→ **What you are asked to do**: Copy out the full data exactly as given; pictures should not be included.

***** Task input *****

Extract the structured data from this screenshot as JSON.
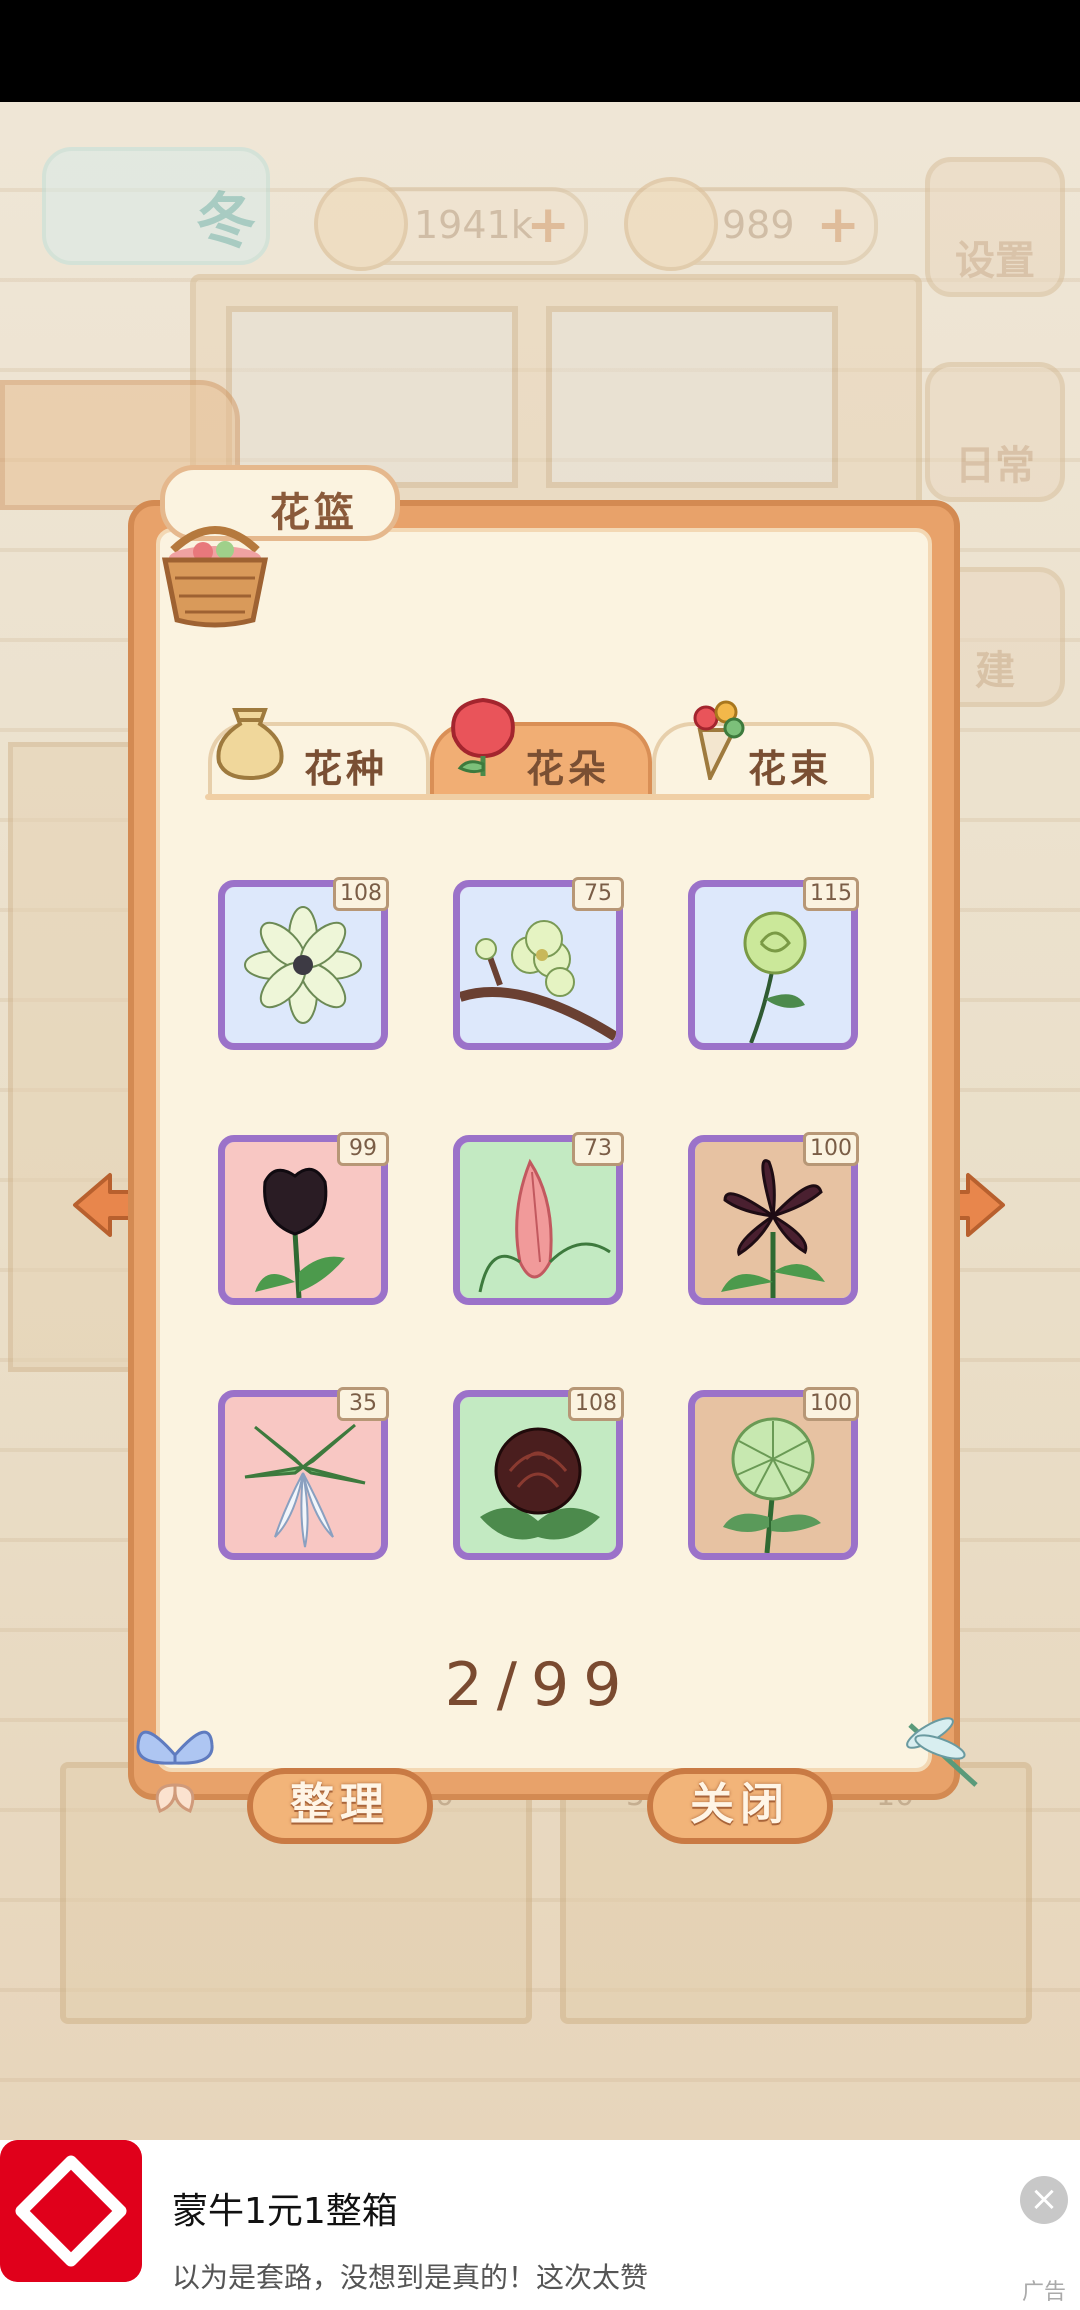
{
  "header": {
    "season_label": "冬",
    "fish_currency": "1941k",
    "cheese_currency": "989",
    "settings_label": "设置",
    "daily_label": "日常",
    "build_label": "建"
  },
  "panel": {
    "title": "花篮",
    "tabs": [
      {
        "label": "花种",
        "active": false
      },
      {
        "label": "花朵",
        "active": true
      },
      {
        "label": "花束",
        "active": false
      }
    ],
    "items": [
      {
        "name": "white-green-flower",
        "count": "108",
        "bg": "#dde8fb"
      },
      {
        "name": "green-plum-blossom",
        "count": "75",
        "bg": "#dde8fb"
      },
      {
        "name": "green-rose",
        "count": "115",
        "bg": "#dde8fb"
      },
      {
        "name": "black-tulip",
        "count": "99",
        "bg": "#f8c7c3"
      },
      {
        "name": "pink-plume-celosia",
        "count": "73",
        "bg": "#c3eac2"
      },
      {
        "name": "dark-lily",
        "count": "100",
        "bg": "#e7c2a2"
      },
      {
        "name": "white-lily",
        "count": "35",
        "bg": "#f8c7c3"
      },
      {
        "name": "dark-peony",
        "count": "108",
        "bg": "#c3eac2"
      },
      {
        "name": "green-chrysanthemum",
        "count": "100",
        "bg": "#e7c2a2"
      }
    ],
    "page_indicator": "2/99",
    "sort_button": "整理",
    "close_button": "关闭"
  },
  "background": {
    "counter_numbers": [
      "10",
      "50",
      "10"
    ]
  },
  "ad": {
    "title": "蒙牛1元1整箱",
    "subtitle": "以为是套路，没想到是真的！这次太赞",
    "tag": "广告",
    "close": "×"
  },
  "colors": {
    "panel_border": "#e8a26a",
    "panel_fill": "#fbf3e0",
    "slot_border": "#9b72c9",
    "active_tab": "#f1ae74",
    "ad_brand": "#e0001b"
  }
}
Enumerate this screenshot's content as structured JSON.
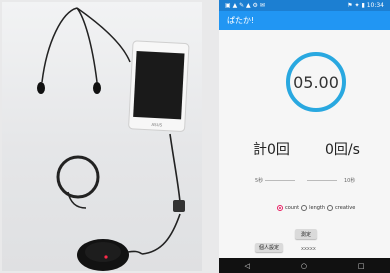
{
  "phone": {
    "statusbar": {
      "left_icons": "▣ ▲ ✎ ▲ ⚙ ✉",
      "right_icons": "⚑ ✦ ▮ 10:34"
    },
    "app_title": "ぱたか!",
    "timer_display": "05.00",
    "count_total": "計0回",
    "count_rate": "0回/s",
    "slider": {
      "min_label": "5秒",
      "mid_label": "",
      "max_label": "10秒"
    },
    "mode_options": [
      {
        "label": "count",
        "selected": true
      },
      {
        "label": "length",
        "selected": false
      },
      {
        "label": "creative",
        "selected": false
      }
    ],
    "measure_button": "測定",
    "history_button": "個人設定",
    "history_value": "xxxxx",
    "nav_icons": [
      "back-icon",
      "home-icon",
      "recents-icon"
    ]
  },
  "photo": {
    "device_brand": "ASUS"
  }
}
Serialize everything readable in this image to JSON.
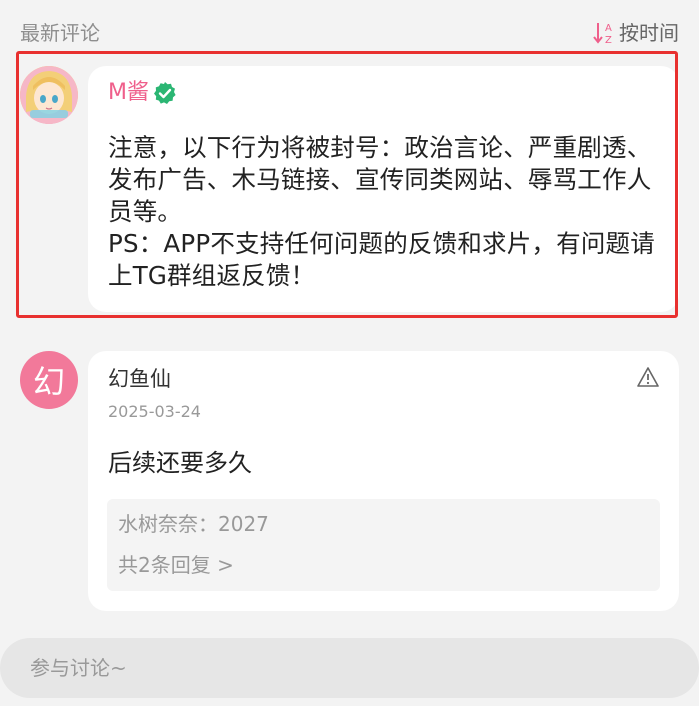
{
  "header": {
    "section_title": "最新评论",
    "sort_label": "按时间",
    "sort_icon": "sort-az-icon"
  },
  "comments": [
    {
      "author": "M酱",
      "verified": true,
      "avatar": "anime-avatar-image",
      "text": "注意，以下行为将被封号：政治言论、严重剧透、发布广告、木马链接、宣传同类网站、辱骂工作人员等。\nPS：APP不支持任何问题的反馈和求片，有问题请上TG群组返反馈！",
      "highlighted": true
    },
    {
      "author": "幻鱼仙",
      "avatar_letter": "幻",
      "date": "2025-03-24",
      "text": "后续还要多久",
      "reply_preview": "水树奈奈：2027",
      "reply_count_label": "共2条回复 >"
    }
  ],
  "input": {
    "placeholder": "参与讨论~"
  },
  "colors": {
    "accent_pink": "#ef5f8b",
    "avatar_pink": "#f2799a",
    "verified_green": "#2bb673",
    "highlight_red": "#e8302f"
  }
}
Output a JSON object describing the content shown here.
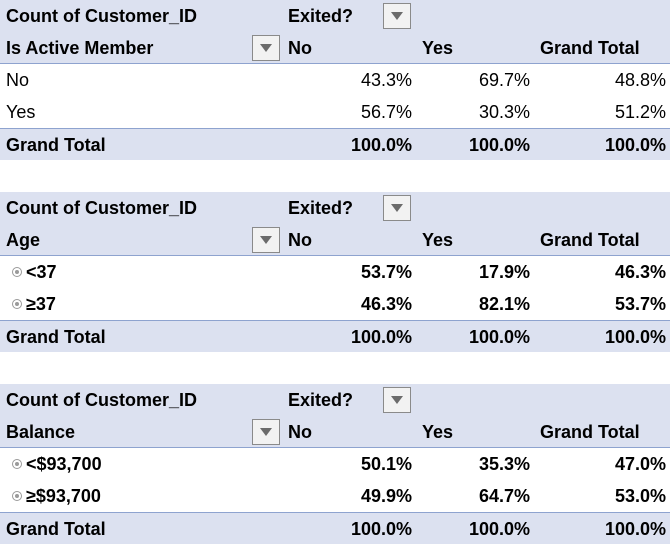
{
  "tables": [
    {
      "measure_label": "Count of Customer_ID",
      "column_field": "Exited?",
      "row_field": "Is Active Member",
      "col_headers": [
        "No",
        "Yes",
        "Grand Total"
      ],
      "expandable": false,
      "bold_rows": false,
      "rows": [
        {
          "label": "No",
          "values": [
            "43.3%",
            "69.7%",
            "48.8%"
          ]
        },
        {
          "label": "Yes",
          "values": [
            "56.7%",
            "30.3%",
            "51.2%"
          ]
        }
      ],
      "grand_total": {
        "label": "Grand Total",
        "values": [
          "100.0%",
          "100.0%",
          "100.0%"
        ]
      }
    },
    {
      "measure_label": "Count of Customer_ID",
      "column_field": "Exited?",
      "row_field": "Age",
      "col_headers": [
        "No",
        "Yes",
        "Grand Total"
      ],
      "expandable": true,
      "bold_rows": true,
      "rows": [
        {
          "label": "<37",
          "values": [
            "53.7%",
            "17.9%",
            "46.3%"
          ]
        },
        {
          "label": "≥37",
          "values": [
            "46.3%",
            "82.1%",
            "53.7%"
          ]
        }
      ],
      "grand_total": {
        "label": "Grand Total",
        "values": [
          "100.0%",
          "100.0%",
          "100.0%"
        ]
      }
    },
    {
      "measure_label": "Count of Customer_ID",
      "column_field": "Exited?",
      "row_field": "Balance",
      "col_headers": [
        "No",
        "Yes",
        "Grand Total"
      ],
      "expandable": true,
      "bold_rows": true,
      "rows": [
        {
          "label": "<$93,700",
          "values": [
            "50.1%",
            "35.3%",
            "47.0%"
          ]
        },
        {
          "label": "≥$93,700",
          "values": [
            "49.9%",
            "64.7%",
            "53.0%"
          ]
        }
      ],
      "grand_total": {
        "label": "Grand Total",
        "values": [
          "100.0%",
          "100.0%",
          "100.0%"
        ]
      }
    }
  ],
  "icons": {
    "dropdown": "filter-dropdown-icon",
    "expander": "expand-collapse-icon"
  },
  "colors": {
    "header_bg": "#dce1f0",
    "rule": "#8ea3cf",
    "button_border": "#8a8a8a"
  }
}
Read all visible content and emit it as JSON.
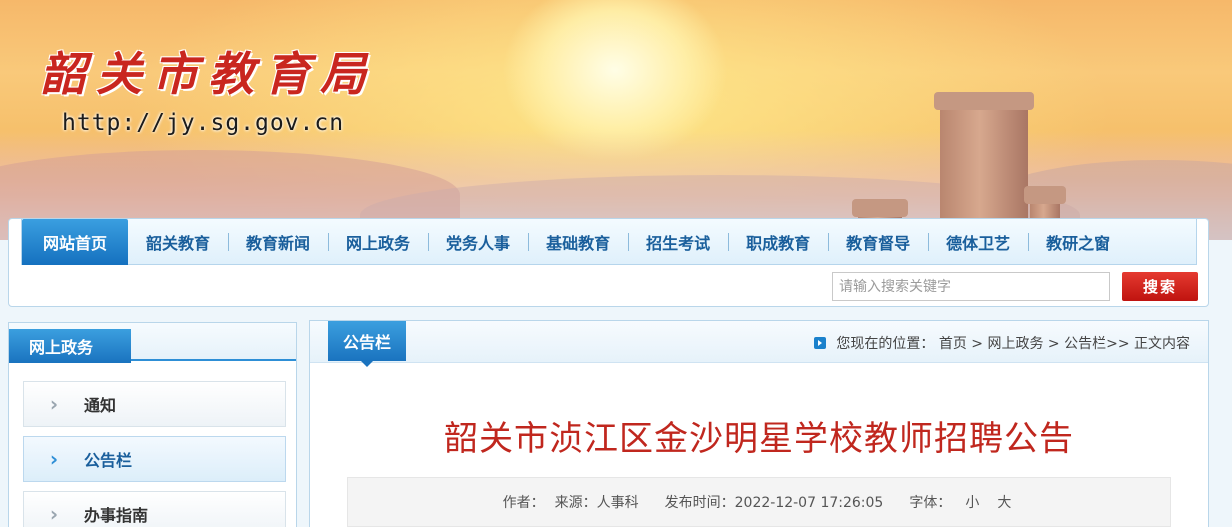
{
  "header": {
    "site_title": "韶关市教育局",
    "site_url": "http://jy.sg.gov.cn"
  },
  "nav": {
    "items": [
      {
        "label": "网站首页",
        "active": true
      },
      {
        "label": "韶关教育"
      },
      {
        "label": "教育新闻"
      },
      {
        "label": "网上政务"
      },
      {
        "label": "党务人事"
      },
      {
        "label": "基础教育"
      },
      {
        "label": "招生考试"
      },
      {
        "label": "职成教育"
      },
      {
        "label": "教育督导"
      },
      {
        "label": "德体卫艺"
      },
      {
        "label": "教研之窗"
      }
    ]
  },
  "search": {
    "placeholder": "请输入搜索关键字",
    "button_label": "搜索"
  },
  "sidebar": {
    "title": "网上政务",
    "items": [
      {
        "label": "通知"
      },
      {
        "label": "公告栏",
        "active": true
      },
      {
        "label": "办事指南"
      }
    ]
  },
  "main": {
    "tab_label": "公告栏",
    "location": "您现在的位置：   首页 > 网上政务 > 公告栏>> 正文内容",
    "article_title": "韶关市浈江区金沙明星学校教师招聘公告",
    "meta": {
      "author": "作者：",
      "source": "来源：人事科",
      "published": "发布时间：2022-12-07 17:26:05",
      "font_label": "字体：",
      "font_small": "小",
      "font_large": "大"
    }
  },
  "colors": {
    "brand_blue": "#1a73bf",
    "title_red": "#c0271e",
    "search_red": "#bf130f"
  }
}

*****

→ **Finished exercise**:
Extract the structured data from this screenshot as JSON.
{
  "header": {
    "season_label": "冬",
    "fish_currency": "1941k",
    "cheese_currency": "989",
    "settings_label": "设置",
    "daily_label": "日常",
    "build_label": "建"
  },
  "panel": {
    "title": "花篮",
    "tabs": [
      {
        "label": "花种",
        "active": false
      },
      {
        "label": "花朵",
        "active": true
      },
      {
        "label": "花束",
        "active": false
      }
    ],
    "items": [
      {
        "name": "white-green-flower",
        "count": "108",
        "bg": "#dde8fb"
      },
      {
        "name": "green-plum-blossom",
        "count": "75",
        "bg": "#dde8fb"
      },
      {
        "name": "green-rose",
        "count": "115",
        "bg": "#dde8fb"
      },
      {
        "name": "black-tulip",
        "count": "99",
        "bg": "#f8c7c3"
      },
      {
        "name": "pink-plume-celosia",
        "count": "73",
        "bg": "#c3eac2"
      },
      {
        "name": "dark-lily",
        "count": "100",
        "bg": "#e7c2a2"
      },
      {
        "name": "white-lily",
        "count": "35",
        "bg": "#f8c7c3"
      },
      {
        "name": "dark-peony",
        "count": "108",
        "bg": "#c3eac2"
      },
      {
        "name": "green-chrysanthemum",
        "count": "100",
        "bg": "#e7c2a2"
      }
    ],
    "page_indicator": "2/99",
    "sort_button": "整理",
    "close_button": "关闭"
  },
  "background": {
    "counter_numbers": [
      "10",
      "50",
      "10"
    ]
  },
  "ad": {
    "title": "蒙牛1元1整箱",
    "subtitle": "以为是套路，没想到是真的！这次太赞",
    "tag": "广告",
    "close": "×"
  },
  "colors": {
    "panel_border": "#e8a26a",
    "panel_fill": "#fbf3e0",
    "slot_border": "#9b72c9",
    "active_tab": "#f1ae74",
    "ad_brand": "#e0001b"
  }
}
Enumerate this screenshot's content as structured JSON.
{
  "phone": {
    "statusbar": {
      "left_icons": "▣ ▲ ✎ ▲ ⚙ ✉",
      "right_icons": "⚑ ✦ ▮ 10:34"
    },
    "app_title": "ぱたか!",
    "timer_display": "05.00",
    "count_total": "計0回",
    "count_rate": "0回/s",
    "slider": {
      "min_label": "5秒",
      "mid_label": "",
      "max_label": "10秒"
    },
    "mode_options": [
      {
        "label": "count",
        "selected": true
      },
      {
        "label": "length",
        "selected": false
      },
      {
        "label": "creative",
        "selected": false
      }
    ],
    "measure_button": "測定",
    "history_button": "個人設定",
    "history_value": "xxxxx",
    "nav_icons": [
      "back-icon",
      "home-icon",
      "recents-icon"
    ]
  },
  "photo": {
    "device_brand": "ASUS"
  }
}
Serialize everything readable in this image to JSON.
{
  "header": {
    "section_title": "最新评论",
    "sort_label": "按时间",
    "sort_icon": "sort-az-icon"
  },
  "comments": [
    {
      "author": "M酱",
      "verified": true,
      "avatar": "anime-avatar-image",
      "text": "注意，以下行为将被封号：政治言论、严重剧透、发布广告、木马链接、宣传同类网站、辱骂工作人员等。\nPS：APP不支持任何问题的反馈和求片，有问题请上TG群组返反馈！",
      "highlighted": true
    },
    {
      "author": "幻鱼仙",
      "avatar_letter": "幻",
      "date": "2025-03-24",
      "text": "后续还要多久",
      "reply_preview": "水树奈奈：2027",
      "reply_count_label": "共2条回复 >"
    }
  ],
  "input": {
    "placeholder": "参与讨论~"
  },
  "colors": {
    "accent_pink": "#ef5f8b",
    "avatar_pink": "#f2799a",
    "verified_green": "#2bb673",
    "highlight_red": "#e8302f"
  }
}
Output a JSON object describing the content shown here.
{
  "tables": [
    {
      "measure_label": "Count of Customer_ID",
      "column_field": "Exited?",
      "row_field": "Is Active Member",
      "col_headers": [
        "No",
        "Yes",
        "Grand Total"
      ],
      "expandable": false,
      "bold_rows": false,
      "rows": [
        {
          "label": "No",
          "values": [
            "43.3%",
            "69.7%",
            "48.8%"
          ]
        },
        {
          "label": "Yes",
          "values": [
            "56.7%",
            "30.3%",
            "51.2%"
          ]
        }
      ],
      "grand_total": {
        "label": "Grand Total",
        "values": [
          "100.0%",
          "100.0%",
          "100.0%"
        ]
      }
    },
    {
      "measure_label": "Count of Customer_ID",
      "column_field": "Exited?",
      "row_field": "Age",
      "col_headers": [
        "No",
        "Yes",
        "Grand Total"
      ],
      "expandable": true,
      "bold_rows": true,
      "rows": [
        {
          "label": "<37",
          "values": [
            "53.7%",
            "17.9%",
            "46.3%"
          ]
        },
        {
          "label": "≥37",
          "values": [
            "46.3%",
            "82.1%",
            "53.7%"
          ]
        }
      ],
      "grand_total": {
        "label": "Grand Total",
        "values": [
          "100.0%",
          "100.0%",
          "100.0%"
        ]
      }
    },
    {
      "measure_label": "Count of Customer_ID",
      "column_field": "Exited?",
      "row_field": "Balance",
      "col_headers": [
        "No",
        "Yes",
        "Grand Total"
      ],
      "expandable": true,
      "bold_rows": true,
      "rows": [
        {
          "label": "<$93,700",
          "values": [
            "50.1%",
            "35.3%",
            "47.0%"
          ]
        },
        {
          "label": "≥$93,700",
          "values": [
            "49.9%",
            "64.7%",
            "53.0%"
          ]
        }
      ],
      "grand_total": {
        "label": "Grand Total",
        "values": [
          "100.0%",
          "100.0%",
          "100.0%"
        ]
      }
    }
  ],
  "icons": {
    "dropdown": "filter-dropdown-icon",
    "expander": "expand-collapse-icon"
  },
  "colors": {
    "header_bg": "#dce1f0",
    "rule": "#8ea3cf",
    "button_border": "#8a8a8a"
  }
}
Read all visible content and emit it as JSON.
{
  "header": {
    "site_title": "韶关市教育局",
    "site_url": "http://jy.sg.gov.cn"
  },
  "nav": {
    "items": [
      {
        "label": "网站首页",
        "active": true
      },
      {
        "label": "韶关教育"
      },
      {
        "label": "教育新闻"
      },
      {
        "label": "网上政务"
      },
      {
        "label": "党务人事"
      },
      {
        "label": "基础教育"
      },
      {
        "label": "招生考试"
      },
      {
        "label": "职成教育"
      },
      {
        "label": "教育督导"
      },
      {
        "label": "德体卫艺"
      },
      {
        "label": "教研之窗"
      }
    ]
  },
  "search": {
    "placeholder": "请输入搜索关键字",
    "button_label": "搜索"
  },
  "sidebar": {
    "title": "网上政务",
    "items": [
      {
        "label": "通知"
      },
      {
        "label": "公告栏",
        "active": true
      },
      {
        "label": "办事指南"
      }
    ]
  },
  "main": {
    "tab_label": "公告栏",
    "location": "您现在的位置：   首页 > 网上政务 > 公告栏>> 正文内容",
    "article_title": "韶关市浈江区金沙明星学校教师招聘公告",
    "meta": {
      "author": "作者：",
      "source": "来源：人事科",
      "published": "发布时间：2022-12-07 17:26:05",
      "font_label": "字体：",
      "font_small": "小",
      "font_large": "大"
    }
  },
  "colors": {
    "brand_blue": "#1a73bf",
    "title_red": "#c0271e",
    "search_red": "#bf130f"
  }
}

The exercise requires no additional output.